Trying to gauge the productivity of workers is nothing new. Ever since the first production line rolled, managers have attempted to track the output of their employees to address productivity questions like, how many widgets did Worker A produce last week?

Many manual jobs are still tracked this way today, often bringing controversy along with the calculations. However, with the rise of inherently less trackable knowledge work, employers have found it much harder to know if their employees are really doing their jobs — or just looking busy while shopping online.

A Look at the Positives of People Analytics

The new technologies we’re seeing today are attempting to give the ability to monitor productivity back to managers. But is this development actually welcomed by everyone? What are the issues, and how can people analytics be used most successfully?

On the surface, people analytics seem like a positive thing. They introduce a range of capabilities which should help both employees and employers. Some of the key selling points include:

  1. More transparent metrics for performance reviews: Annual performance reviews between managers and employees are often based on a mix of gut feelings, favoritism and general impressions. People analytics could round out these reviews and challenge prejudices by focusing on what employees have measurably achieved.
  2. Bringing proper recognition to employees who work hard: Hard workers all too often don’t get properly recognized for their contributions. People analytics could potentially bring the fact that certain employees are doing much more work than their less productive colleagues to the attention of managers.
  3. Helping people who are struggling: If a people analytics tool spots the same person making the same mistake over and again, or notes that a task still hasn’t been completed over a period of days, this could highlight that an employee is having a problem and allow managers to offer additional training or help.

Considering the Cons of People Analytics
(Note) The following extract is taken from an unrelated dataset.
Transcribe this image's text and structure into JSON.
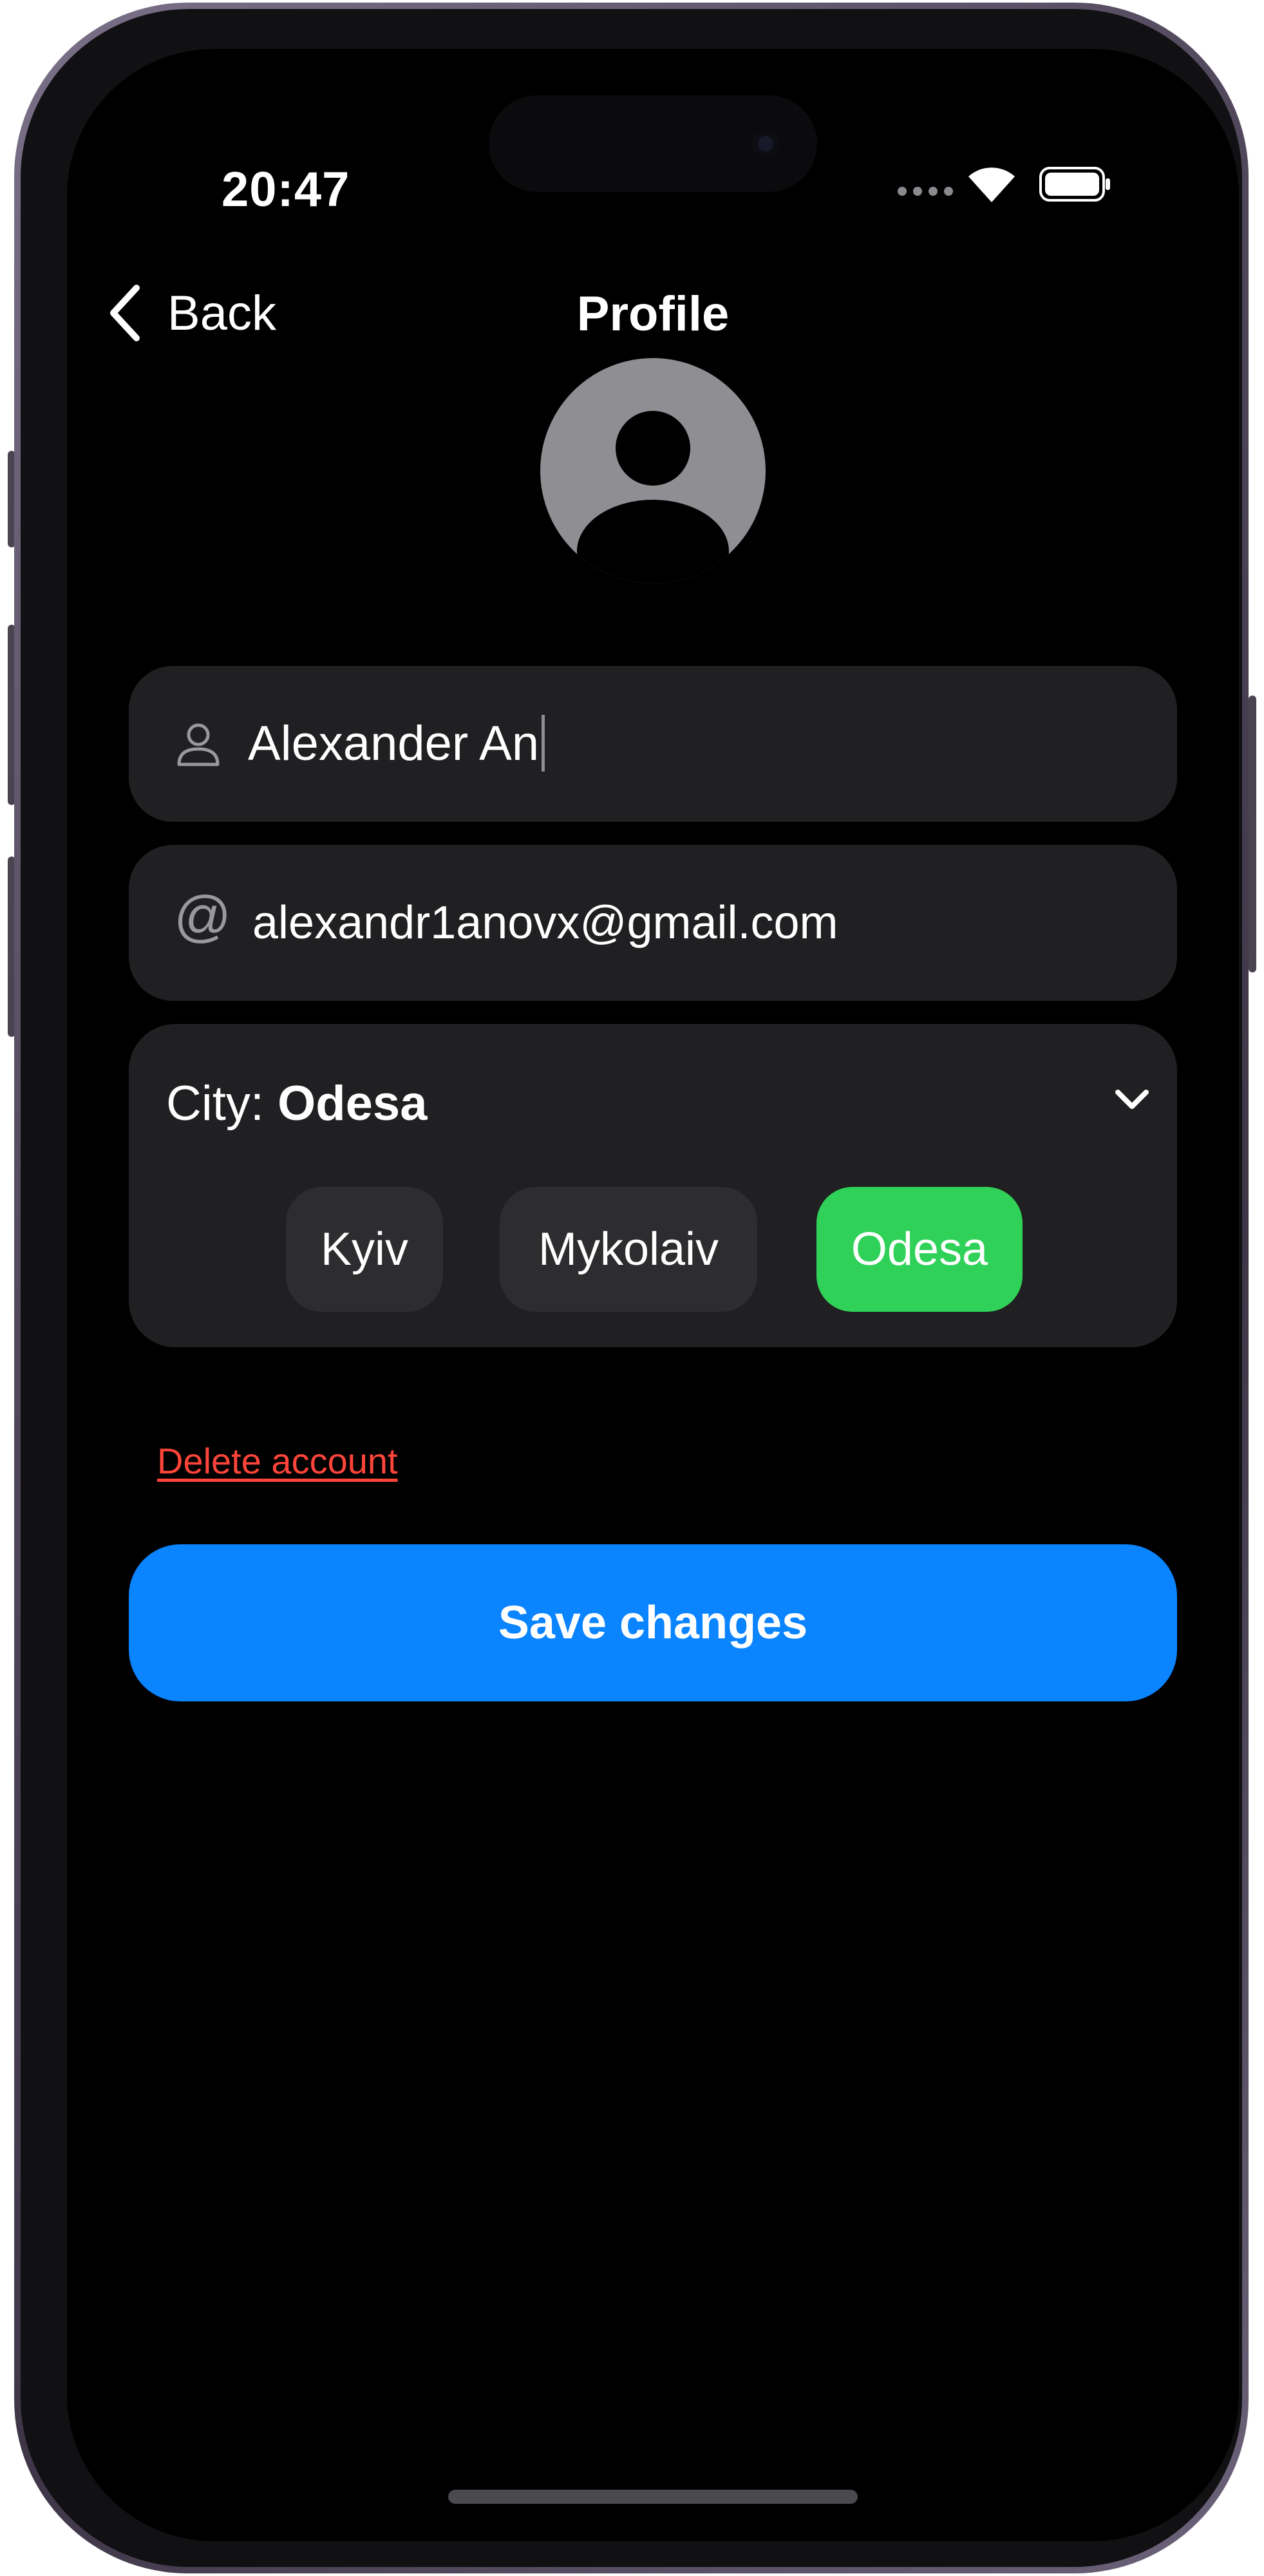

While companies that offer people analytics tools emphasize that their software will help employees out, this can often seem more than a little disingenuous. Many employees will immediately find the notion of people analytics intrusive or ‘creepy’, and if used incorrectly will only bring out the worst in micromanagers. But beyond these immediate negative reactions, there are several deeper concerns with people analytics:

  1. They encourage employees to follow predefined behaviors: If employees know they’re being watched and measured, this could well result in odd or unpredictable behavior. For example, some staff will try to game the system by acting in ways that they know will appear well-behaved. Such behavior, while clever in the short term, actually creates ongoing disincentives for innovation or approaching problem-solving in non-traditional ways.
  2. People and productivity are complex: People analytics effectively boil productivity down to the number of buttons a person clicks on a screen. Those metrics might measure something, but it may not necessarily be information you really want.

    In reality, productivity, and the ways in which people work, are hugely complex phenomena. Our definitions of productivity will change from task to task and be influenced by the work style of the particular employees doing those tasks. When employees do all their work on-screen, prefer to doodle on scraps of paper or even sit silently in deep thought, people analytics can’t differentiate between alternative forms of productivity in any meaningful way.

  3. Trust and responsibility: In most organizations, people analytics won’t be introduced with the aim of spying on staff. Nevertheless, implementing this kind of tool can convey a lot about how a business sees its staff. Are they staffers that the employer sees as inherently responsible — people who can and should be trusted to work in their own way to the best of their ability?

    The problem with any kind of people analytics is that, embedded in the monitoring process, is the assumption that employees must be guided toward a better way — or at least one that a manager thinks is better.

Putting the Personal in People Analytics

Like any technology, people analytics has received a fair amount of both hype and misunderstanding. Ultimately, as with any data analytics, this kind of tech can provide some useful information. Yet, only when combined with additional ways of learning about employees through personal interaction can people analytics reach its full potential.

In short, people analytics can be an important tool, but businesses that view them as a shortcut to resolving all their resourcing dilemmas are likely to be greatly disappointed.